Drawing on De Bono’s (2016) ideas about lateral thinking it may be that even in the sentence example the overall scenario is too large an entity to be used to develop pathways. There are too many errors to be addressed. Therefore, to talk about it we need to break it down further. My colleagues Rachel Shanks and Jasper Friedrich recently shared some of their research on how students can develop their use of coding in NVivo (Shanks & Friedrich, 2020). In this work initial codes can be given and short policy documents are explored and coded (Shanks & Friedrich, 2020). This in turn helps the students see what is happening in both the coding process as well as helping them see what coding can reveal to them.
We can borrow principles from Shanks & Friedrich’s (2020) work and code our noticings of the sentence. If we look at the sentence and think about how the errors could be grouped or coded, we might break down the noticing further, which could make it more accessible to new teachers as it will mean they can take a smaller mistake and consider it in isolation.
Through coding, the sentence actually becomes easier to explore. You can now see three distinct groups of inaccuracies, and each group could be explored in different ways. By parking the other two groups while this happens, you enable a smaller part to be noticed and this noticing then enables previous experience to come to the foreground, ideas to be shared and discussions to take place.
If we were to code the sentence:
These discussions at a micro level then become potential pathways, so just like a bee sting when a teacher encounters an error of this type again they have a plethora of pathways, which they can add to their knowledge of the child, the context of the learning and hopefully a pathway will emerge that is helpful.
Naturally, there is a simplification to the noticing here. The sheer amount of noticing for a teacher makes this one sentence example seem ridiculous to focus on, but by focusing on the potential pathways here we might actually facilitate greater confidence at scale. As by thinking through the options, the teachers will be engaging metacognitively with the processes required which means they will be enabled to take different pathways as and when they occur in a busy classroom.
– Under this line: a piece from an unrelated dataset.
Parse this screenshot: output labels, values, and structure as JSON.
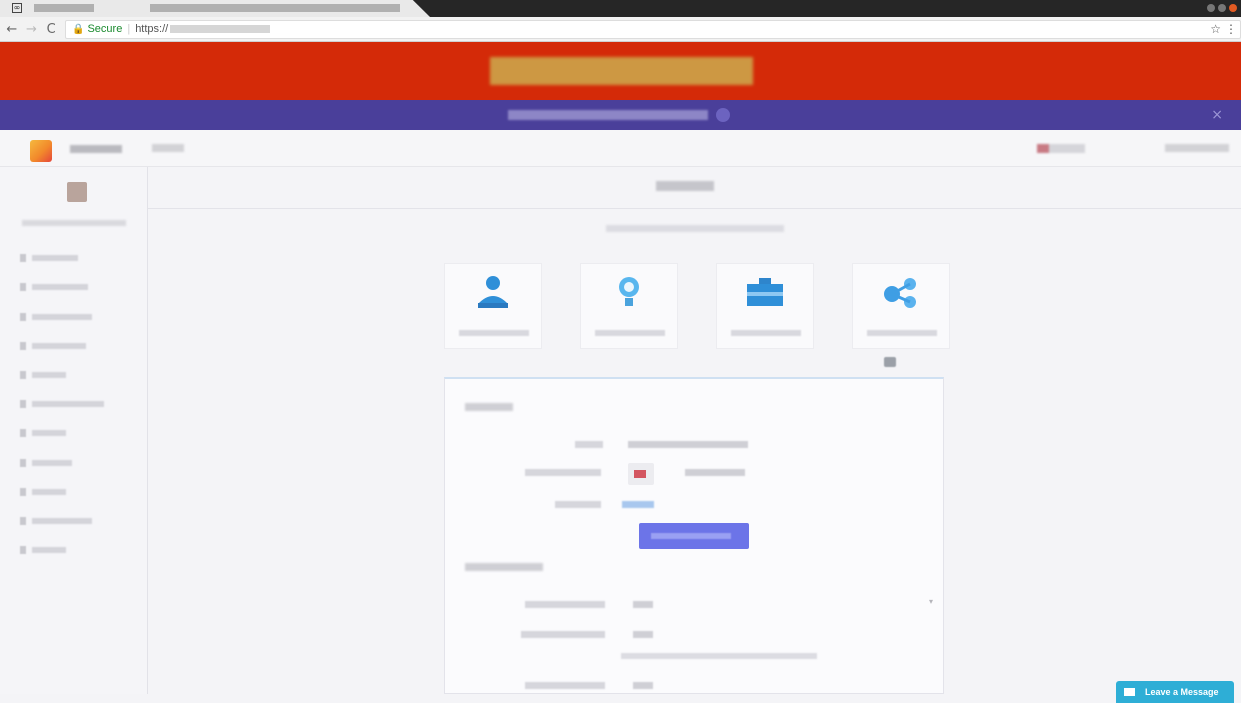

Another possible challenge is that a new teacher might not see all the different coded errors, equally I make have overlooked some in my own noticing. There are likely also to be multiple alternate pathways which can be taken as well. This reinforces the complexity of noticing, and the complexity of teaching. It is unlikely that a teacher will ever be so proficient that they cannot learn new pathways of response, however as Mason (2002) suggests sometimes our noticing is impacted by our inflexibility, so it is possible we become less open to considering new pathways and in many senses forget that we might not be noticing everything we can.
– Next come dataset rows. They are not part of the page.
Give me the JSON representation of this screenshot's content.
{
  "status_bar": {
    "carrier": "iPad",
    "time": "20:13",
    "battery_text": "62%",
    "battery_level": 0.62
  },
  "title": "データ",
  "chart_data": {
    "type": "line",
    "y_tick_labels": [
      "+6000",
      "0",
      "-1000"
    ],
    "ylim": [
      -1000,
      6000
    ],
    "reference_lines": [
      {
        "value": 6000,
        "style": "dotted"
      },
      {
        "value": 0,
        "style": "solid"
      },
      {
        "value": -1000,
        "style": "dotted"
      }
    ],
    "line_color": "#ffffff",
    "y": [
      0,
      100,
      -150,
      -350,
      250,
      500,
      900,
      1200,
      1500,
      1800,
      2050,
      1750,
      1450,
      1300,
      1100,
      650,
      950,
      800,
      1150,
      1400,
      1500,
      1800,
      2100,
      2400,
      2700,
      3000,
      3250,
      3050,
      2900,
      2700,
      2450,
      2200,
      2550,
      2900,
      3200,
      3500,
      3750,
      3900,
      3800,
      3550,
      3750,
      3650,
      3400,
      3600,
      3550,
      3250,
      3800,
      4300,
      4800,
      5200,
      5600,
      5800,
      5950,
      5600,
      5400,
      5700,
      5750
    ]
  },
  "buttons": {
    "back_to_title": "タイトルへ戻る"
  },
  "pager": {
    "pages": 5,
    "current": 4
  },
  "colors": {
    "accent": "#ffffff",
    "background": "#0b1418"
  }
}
In summary, noticing is important, but noticing as a teacher is insufficient, it must be followed with a response. These response pathways build on knowledge, discussion and experience but to build them initially we need to break things down so that we start with smaller sections and enable our noticing to develop. A new teacher (all teachers) need to be able to see and discuss pathways without being overwhelmed by the complexity of all the possible counterfactuals for all possible mistakes, and the more they do this, the clearer multiple pathways might become.
- De Bono, E. (2016) Lateral Thinking: A textbook of creativity, Penguin Life.
- Erickson, F. (2011). ‘On Noticing Teacher Noticing’, in Sherin, M., G., Jacobs, V., R. & Philipp, R., A. (eds.) Mathematics Teacher Noticing: Seeing Through Teachers’ Eyes. Routledge, New York/ London.
- Mason, J. (2002) Researching Your Own Practice: The Discipline of Noticing, Routledge, New York/ London.
- Shanks, R. & Friedrich, J. (2020) ‘Uniform: Power and control in schools’, Research Seminar presented in the School of Education, at the University of Aberdeen, 29th April 2020.